■ YOUR OBJECTIVE: Report each line of the data that includes the word "comments".

____ DATA EXTRACTS

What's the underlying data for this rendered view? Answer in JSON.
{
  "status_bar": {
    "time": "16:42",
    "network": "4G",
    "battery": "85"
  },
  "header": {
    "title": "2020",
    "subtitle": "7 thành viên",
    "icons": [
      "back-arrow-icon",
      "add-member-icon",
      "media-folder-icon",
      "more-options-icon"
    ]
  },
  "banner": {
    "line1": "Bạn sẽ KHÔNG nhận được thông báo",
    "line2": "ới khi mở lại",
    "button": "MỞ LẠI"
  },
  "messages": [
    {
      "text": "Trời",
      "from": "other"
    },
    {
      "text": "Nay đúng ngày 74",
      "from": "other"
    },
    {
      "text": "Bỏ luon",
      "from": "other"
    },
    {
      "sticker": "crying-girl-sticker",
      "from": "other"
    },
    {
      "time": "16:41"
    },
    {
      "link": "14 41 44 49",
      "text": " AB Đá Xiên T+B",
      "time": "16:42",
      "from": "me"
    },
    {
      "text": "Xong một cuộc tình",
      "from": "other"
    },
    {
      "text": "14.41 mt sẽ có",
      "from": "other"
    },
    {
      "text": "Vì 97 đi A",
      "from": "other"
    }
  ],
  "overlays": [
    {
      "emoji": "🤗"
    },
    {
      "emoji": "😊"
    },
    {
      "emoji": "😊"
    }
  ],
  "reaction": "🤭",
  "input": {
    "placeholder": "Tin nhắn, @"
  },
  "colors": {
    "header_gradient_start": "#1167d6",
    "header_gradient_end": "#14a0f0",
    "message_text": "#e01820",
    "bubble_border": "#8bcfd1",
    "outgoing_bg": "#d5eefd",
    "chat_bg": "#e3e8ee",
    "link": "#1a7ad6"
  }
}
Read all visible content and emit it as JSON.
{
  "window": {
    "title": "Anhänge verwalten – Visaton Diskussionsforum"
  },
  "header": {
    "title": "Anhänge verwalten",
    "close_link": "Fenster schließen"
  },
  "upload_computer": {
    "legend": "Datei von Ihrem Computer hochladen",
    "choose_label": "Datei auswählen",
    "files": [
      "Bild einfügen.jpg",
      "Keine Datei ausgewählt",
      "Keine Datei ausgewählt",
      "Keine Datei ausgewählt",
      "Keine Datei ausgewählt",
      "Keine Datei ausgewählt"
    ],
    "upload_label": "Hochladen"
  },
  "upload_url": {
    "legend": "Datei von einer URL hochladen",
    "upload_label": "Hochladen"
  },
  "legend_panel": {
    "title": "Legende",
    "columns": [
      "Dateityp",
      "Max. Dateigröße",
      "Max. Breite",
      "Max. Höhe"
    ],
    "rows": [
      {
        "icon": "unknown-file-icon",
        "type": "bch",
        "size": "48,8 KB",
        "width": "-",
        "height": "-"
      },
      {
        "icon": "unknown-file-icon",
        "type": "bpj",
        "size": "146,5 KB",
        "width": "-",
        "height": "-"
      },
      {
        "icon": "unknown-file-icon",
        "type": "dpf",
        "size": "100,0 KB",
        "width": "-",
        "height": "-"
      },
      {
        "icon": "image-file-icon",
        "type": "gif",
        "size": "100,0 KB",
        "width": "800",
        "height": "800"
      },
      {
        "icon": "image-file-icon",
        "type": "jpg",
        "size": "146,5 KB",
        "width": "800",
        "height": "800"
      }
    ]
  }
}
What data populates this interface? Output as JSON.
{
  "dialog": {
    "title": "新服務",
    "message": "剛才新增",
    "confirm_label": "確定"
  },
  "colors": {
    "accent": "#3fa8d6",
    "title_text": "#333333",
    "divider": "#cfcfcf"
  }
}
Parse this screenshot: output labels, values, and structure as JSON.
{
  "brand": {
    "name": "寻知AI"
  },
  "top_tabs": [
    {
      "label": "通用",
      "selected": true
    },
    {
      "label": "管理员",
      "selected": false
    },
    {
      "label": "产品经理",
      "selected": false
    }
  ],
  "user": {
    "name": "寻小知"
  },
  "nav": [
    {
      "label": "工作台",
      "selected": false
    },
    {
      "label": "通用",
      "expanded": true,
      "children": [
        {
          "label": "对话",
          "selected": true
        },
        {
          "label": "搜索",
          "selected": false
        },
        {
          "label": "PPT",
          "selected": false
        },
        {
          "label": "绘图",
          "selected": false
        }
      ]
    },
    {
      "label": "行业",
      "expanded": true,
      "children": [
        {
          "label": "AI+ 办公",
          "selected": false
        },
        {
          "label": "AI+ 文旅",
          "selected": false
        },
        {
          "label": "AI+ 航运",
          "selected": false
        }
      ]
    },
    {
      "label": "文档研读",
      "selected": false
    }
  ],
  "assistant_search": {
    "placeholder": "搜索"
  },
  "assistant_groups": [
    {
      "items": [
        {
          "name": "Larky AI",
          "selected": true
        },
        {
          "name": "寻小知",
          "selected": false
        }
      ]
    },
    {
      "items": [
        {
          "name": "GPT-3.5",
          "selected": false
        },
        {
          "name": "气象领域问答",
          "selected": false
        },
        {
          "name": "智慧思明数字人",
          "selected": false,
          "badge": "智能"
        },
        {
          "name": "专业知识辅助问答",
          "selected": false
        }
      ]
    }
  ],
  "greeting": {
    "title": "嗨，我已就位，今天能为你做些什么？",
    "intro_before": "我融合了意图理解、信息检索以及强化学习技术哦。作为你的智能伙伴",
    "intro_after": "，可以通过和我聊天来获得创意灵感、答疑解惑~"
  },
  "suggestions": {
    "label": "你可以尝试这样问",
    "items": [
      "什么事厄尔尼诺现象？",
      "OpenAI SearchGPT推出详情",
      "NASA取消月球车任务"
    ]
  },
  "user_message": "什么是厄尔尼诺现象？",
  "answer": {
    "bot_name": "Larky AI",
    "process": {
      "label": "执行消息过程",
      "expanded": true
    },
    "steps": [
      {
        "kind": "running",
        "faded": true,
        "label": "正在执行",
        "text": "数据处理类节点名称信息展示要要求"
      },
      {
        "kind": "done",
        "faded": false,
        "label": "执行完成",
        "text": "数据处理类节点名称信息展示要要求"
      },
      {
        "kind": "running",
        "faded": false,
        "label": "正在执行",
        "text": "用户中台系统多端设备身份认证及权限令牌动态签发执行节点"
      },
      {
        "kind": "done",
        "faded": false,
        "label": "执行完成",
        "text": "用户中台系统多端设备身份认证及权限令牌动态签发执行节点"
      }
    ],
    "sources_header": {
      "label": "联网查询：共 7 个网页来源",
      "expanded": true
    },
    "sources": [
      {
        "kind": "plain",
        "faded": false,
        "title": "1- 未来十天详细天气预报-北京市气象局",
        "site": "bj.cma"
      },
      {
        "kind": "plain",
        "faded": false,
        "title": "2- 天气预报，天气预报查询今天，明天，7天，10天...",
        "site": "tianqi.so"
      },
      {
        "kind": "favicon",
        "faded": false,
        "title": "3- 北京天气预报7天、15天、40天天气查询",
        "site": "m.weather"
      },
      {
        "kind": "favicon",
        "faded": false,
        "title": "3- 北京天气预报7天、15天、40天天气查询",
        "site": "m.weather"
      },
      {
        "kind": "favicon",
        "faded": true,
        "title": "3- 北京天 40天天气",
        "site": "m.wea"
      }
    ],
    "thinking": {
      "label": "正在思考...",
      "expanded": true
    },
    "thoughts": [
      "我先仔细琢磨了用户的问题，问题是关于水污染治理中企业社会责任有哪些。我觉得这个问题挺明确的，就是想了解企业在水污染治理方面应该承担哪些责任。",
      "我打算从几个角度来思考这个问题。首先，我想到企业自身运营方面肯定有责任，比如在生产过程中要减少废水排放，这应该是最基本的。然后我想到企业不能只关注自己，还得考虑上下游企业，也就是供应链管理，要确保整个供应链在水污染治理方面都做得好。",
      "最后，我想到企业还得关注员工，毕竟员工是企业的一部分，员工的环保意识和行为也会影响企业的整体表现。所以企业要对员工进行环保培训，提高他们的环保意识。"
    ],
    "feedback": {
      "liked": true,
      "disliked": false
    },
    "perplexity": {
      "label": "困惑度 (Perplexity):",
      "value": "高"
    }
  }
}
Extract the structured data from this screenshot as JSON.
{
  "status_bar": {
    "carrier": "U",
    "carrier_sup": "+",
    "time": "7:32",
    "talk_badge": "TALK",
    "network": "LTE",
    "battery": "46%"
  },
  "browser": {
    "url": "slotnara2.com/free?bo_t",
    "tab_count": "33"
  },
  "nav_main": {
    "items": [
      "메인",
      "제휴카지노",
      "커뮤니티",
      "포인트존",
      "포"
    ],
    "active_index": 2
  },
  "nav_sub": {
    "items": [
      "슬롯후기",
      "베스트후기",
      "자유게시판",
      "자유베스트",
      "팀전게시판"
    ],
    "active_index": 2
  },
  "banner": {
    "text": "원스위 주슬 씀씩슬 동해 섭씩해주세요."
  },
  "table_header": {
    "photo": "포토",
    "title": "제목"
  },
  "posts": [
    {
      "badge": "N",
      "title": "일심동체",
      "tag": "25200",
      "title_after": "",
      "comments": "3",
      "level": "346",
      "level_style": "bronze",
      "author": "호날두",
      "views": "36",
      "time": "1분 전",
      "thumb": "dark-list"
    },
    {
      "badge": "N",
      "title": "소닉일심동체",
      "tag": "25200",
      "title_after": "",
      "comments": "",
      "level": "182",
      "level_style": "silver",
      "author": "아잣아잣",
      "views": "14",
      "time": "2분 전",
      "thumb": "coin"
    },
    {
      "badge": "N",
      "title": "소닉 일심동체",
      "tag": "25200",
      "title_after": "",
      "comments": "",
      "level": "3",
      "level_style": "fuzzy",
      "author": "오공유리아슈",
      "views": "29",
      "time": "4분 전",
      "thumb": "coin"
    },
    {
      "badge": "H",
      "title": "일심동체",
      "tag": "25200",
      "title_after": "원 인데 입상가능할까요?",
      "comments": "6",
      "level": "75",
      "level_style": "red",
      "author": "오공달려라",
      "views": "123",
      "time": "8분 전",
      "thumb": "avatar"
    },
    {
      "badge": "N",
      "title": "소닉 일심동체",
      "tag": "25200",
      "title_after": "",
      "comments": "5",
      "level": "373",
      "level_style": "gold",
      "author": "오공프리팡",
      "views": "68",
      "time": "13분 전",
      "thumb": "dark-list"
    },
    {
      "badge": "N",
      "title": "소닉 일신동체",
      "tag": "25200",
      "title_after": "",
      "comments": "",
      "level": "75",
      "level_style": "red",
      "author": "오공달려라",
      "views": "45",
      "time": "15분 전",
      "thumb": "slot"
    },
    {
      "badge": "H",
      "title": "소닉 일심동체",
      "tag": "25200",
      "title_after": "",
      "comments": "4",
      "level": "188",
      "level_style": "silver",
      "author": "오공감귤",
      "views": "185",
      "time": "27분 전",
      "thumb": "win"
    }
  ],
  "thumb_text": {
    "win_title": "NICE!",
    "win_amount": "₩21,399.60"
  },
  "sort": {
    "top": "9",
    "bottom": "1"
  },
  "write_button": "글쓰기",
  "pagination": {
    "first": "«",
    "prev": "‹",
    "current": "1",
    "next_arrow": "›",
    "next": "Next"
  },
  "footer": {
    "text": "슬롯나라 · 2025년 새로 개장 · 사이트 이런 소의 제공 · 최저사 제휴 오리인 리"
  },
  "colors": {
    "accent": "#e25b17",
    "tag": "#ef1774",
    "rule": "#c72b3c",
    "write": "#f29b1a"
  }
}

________

■ RESPONSE AREA:
      "comments": "3",
      "comments": "",
      "comments": "",
      "comments": "6",
      "comments": "5",
      "comments": "",
      "comments": "4",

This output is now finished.